    David Myers
    last modified by David Myers
  • Can "Brain-Training" Games Sharpen Your Mind?

    Originally posted on February 2, 2016.   You’ve likely heard the NPR ads for brain fitness games offered by Lumosity. “70 Million brain trainers in 182 countries challenge their brains with Lumosity,...
    David Myers
    last modified by David Myers
  • Epigenetics

    The coverage of epigenetics in Intro Psych textbooks appears to be slowly on the rise. And with good reason. If you're not familiar with epigenetics, this 9-minute student-friendly video is a nice introduction   ...
    Sue Frantz
    last modified by Sue Frantz
  • Psychopaths Are Utilitarian: A Classroom Activity

    Want to add a little psychopathy to your neuroscience or emotion lectures? Or add a little emotion and neuroscience to your psychopathy lecture?   Kevin Dutton (University of Oxford), in a 5-minute video, presen...
    Sue Frantz
    last modified by Sue Frantz
  • Teaching the Split Brain: Not Easy!

    I was looking at how my students did on my Intro Psych exam questions this past fall. One item on split-brain jumped out at me. I have such a question on the first exam and another on the final. Both questions posit t...
    Sue Frantz
    last modified by Sue Frantz
  • Intro Psych T-shirts: Part 1

    When I first started teaching, not as a grad student, but as real live instructor out on my own, I was 24 years old. I was a part-time instructor at a community college near Kansas City. Thinking I had to look the par...
    Sue Frantz
    last modified by Sue Frantz
  • Social issues in the classroom: Ideas for activities

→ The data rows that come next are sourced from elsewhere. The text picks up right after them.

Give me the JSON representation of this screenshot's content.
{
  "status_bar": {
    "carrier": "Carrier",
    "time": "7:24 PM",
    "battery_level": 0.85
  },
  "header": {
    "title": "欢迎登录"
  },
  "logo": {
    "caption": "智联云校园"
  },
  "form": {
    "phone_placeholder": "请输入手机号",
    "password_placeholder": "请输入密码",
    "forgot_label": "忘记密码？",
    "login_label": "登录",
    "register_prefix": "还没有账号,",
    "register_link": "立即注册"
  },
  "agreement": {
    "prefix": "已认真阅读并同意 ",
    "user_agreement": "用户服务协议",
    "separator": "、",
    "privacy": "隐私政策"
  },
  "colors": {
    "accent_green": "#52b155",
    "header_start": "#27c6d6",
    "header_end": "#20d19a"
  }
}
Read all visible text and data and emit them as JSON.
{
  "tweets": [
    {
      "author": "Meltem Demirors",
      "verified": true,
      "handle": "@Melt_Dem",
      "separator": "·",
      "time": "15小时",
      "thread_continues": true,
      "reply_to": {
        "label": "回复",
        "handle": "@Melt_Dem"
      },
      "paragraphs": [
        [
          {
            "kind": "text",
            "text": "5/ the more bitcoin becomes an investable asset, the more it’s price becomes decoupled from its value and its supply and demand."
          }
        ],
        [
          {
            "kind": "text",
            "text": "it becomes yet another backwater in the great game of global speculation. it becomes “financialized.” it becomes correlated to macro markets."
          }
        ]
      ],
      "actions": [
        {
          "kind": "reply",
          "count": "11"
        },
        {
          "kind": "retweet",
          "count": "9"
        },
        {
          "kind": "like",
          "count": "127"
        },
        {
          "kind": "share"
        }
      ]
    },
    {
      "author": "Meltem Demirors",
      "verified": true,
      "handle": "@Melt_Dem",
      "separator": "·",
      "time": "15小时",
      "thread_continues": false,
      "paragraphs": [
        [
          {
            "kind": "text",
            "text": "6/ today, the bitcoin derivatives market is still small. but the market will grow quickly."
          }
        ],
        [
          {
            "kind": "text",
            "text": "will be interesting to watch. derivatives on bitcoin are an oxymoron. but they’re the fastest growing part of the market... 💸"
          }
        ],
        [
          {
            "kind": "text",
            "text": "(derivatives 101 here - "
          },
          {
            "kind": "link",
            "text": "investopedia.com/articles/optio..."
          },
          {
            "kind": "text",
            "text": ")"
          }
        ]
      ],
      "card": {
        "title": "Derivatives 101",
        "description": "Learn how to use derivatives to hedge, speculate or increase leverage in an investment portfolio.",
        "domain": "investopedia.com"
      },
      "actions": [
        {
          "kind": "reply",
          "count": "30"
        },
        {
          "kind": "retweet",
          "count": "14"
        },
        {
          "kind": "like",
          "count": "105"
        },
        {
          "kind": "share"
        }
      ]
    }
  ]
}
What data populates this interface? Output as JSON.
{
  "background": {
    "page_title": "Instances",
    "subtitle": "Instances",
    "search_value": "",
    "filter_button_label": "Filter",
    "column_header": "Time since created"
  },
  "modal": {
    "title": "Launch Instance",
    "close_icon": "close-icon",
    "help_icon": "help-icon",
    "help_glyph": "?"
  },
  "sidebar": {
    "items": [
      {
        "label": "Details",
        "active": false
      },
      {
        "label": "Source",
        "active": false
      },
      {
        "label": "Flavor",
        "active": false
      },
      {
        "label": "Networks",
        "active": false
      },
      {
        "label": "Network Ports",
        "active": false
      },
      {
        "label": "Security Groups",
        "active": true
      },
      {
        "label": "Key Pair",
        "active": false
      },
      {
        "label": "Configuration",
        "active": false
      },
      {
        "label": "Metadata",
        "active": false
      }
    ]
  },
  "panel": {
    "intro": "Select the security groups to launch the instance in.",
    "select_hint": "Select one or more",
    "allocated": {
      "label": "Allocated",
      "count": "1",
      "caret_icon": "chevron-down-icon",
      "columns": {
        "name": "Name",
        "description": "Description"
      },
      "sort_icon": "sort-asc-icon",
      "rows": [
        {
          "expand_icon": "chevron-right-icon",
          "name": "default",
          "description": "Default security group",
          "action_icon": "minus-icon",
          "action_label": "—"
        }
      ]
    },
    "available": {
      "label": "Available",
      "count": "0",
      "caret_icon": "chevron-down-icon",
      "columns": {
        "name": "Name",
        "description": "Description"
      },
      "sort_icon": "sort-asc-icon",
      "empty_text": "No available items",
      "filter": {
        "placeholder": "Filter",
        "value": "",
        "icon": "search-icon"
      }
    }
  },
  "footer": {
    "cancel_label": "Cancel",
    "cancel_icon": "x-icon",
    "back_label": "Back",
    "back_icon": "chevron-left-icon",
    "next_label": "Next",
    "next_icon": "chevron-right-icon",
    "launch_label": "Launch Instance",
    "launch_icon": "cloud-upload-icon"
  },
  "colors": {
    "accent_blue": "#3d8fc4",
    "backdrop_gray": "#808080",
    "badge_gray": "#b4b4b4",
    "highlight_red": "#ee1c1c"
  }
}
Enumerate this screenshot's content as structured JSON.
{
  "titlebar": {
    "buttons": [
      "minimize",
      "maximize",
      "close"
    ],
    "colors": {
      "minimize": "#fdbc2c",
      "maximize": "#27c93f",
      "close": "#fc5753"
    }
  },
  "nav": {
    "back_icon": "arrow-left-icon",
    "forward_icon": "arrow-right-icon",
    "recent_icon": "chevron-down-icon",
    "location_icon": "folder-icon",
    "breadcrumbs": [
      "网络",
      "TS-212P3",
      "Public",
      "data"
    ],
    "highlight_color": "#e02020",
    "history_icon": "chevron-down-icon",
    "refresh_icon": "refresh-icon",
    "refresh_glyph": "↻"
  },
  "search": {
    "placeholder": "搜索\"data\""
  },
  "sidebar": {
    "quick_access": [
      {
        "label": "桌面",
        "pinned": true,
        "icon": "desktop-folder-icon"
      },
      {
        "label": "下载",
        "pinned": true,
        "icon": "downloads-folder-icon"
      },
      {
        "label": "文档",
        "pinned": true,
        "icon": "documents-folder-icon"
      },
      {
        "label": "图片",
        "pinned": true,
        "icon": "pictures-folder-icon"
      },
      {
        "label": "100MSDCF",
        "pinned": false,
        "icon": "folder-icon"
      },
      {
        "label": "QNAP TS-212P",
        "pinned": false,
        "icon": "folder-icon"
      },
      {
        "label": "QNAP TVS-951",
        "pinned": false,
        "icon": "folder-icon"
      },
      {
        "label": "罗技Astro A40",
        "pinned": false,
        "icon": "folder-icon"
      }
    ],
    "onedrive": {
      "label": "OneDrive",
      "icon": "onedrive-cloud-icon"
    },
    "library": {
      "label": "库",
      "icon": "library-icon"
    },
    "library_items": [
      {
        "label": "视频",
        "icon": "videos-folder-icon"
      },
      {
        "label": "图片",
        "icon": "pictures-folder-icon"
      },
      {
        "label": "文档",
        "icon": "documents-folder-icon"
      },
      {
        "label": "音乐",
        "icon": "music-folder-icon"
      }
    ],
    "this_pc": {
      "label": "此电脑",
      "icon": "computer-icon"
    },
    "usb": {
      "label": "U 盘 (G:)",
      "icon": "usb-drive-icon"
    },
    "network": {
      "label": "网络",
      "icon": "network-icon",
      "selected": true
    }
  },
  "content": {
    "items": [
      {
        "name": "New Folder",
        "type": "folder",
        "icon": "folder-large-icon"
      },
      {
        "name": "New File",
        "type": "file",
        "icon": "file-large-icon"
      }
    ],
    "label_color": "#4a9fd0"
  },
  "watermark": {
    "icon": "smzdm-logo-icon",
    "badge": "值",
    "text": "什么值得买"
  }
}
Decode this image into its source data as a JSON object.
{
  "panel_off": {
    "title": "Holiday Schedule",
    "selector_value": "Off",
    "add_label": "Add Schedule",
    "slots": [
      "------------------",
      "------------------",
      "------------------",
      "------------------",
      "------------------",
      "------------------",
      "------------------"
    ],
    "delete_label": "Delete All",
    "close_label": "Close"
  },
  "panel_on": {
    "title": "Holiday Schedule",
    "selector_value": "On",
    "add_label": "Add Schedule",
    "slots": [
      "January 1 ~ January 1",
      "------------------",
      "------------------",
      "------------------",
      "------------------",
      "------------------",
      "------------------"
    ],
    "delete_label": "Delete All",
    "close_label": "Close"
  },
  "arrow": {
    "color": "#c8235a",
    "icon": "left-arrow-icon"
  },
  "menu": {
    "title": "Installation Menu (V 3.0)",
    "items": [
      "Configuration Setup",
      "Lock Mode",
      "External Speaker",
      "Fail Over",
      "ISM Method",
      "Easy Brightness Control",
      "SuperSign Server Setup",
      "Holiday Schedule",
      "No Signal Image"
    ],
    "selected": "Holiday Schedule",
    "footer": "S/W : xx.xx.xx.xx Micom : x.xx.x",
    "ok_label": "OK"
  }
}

    As a psychology instructor it is clear to you the myriad ways in which psychology can be used to both understand social issues and speak to solutions. In fact, the APA Guidelines for the Major (2013; see below) encour...
    Sue Frantz
    last modified by Sue Frantz
  • Split Brain Website

    This website, sponsored by NobelPrize.org, illustrates the "split brain experiments" in a fun and engaging way. It follows "Mr. Split Brainy" as he goes to a research lab, where it allows the student to pick which ima...
    Jenel Cavazos
    last modified by Jenel Cavazos
  • TED Ed Animated Video on the Hippocampus and Memory: The Case of H.M.

    Open video

    Lisa Hager
    created by Lisa Hager
  • Memory and environment

    Researchers have found that mice with induced memory loss are able to retrieve memories after they spend time in enriched environments that stimulate mental activity. What's more, these scientists have identified a dr...
    Allison Greco
    last modified by Allison Greco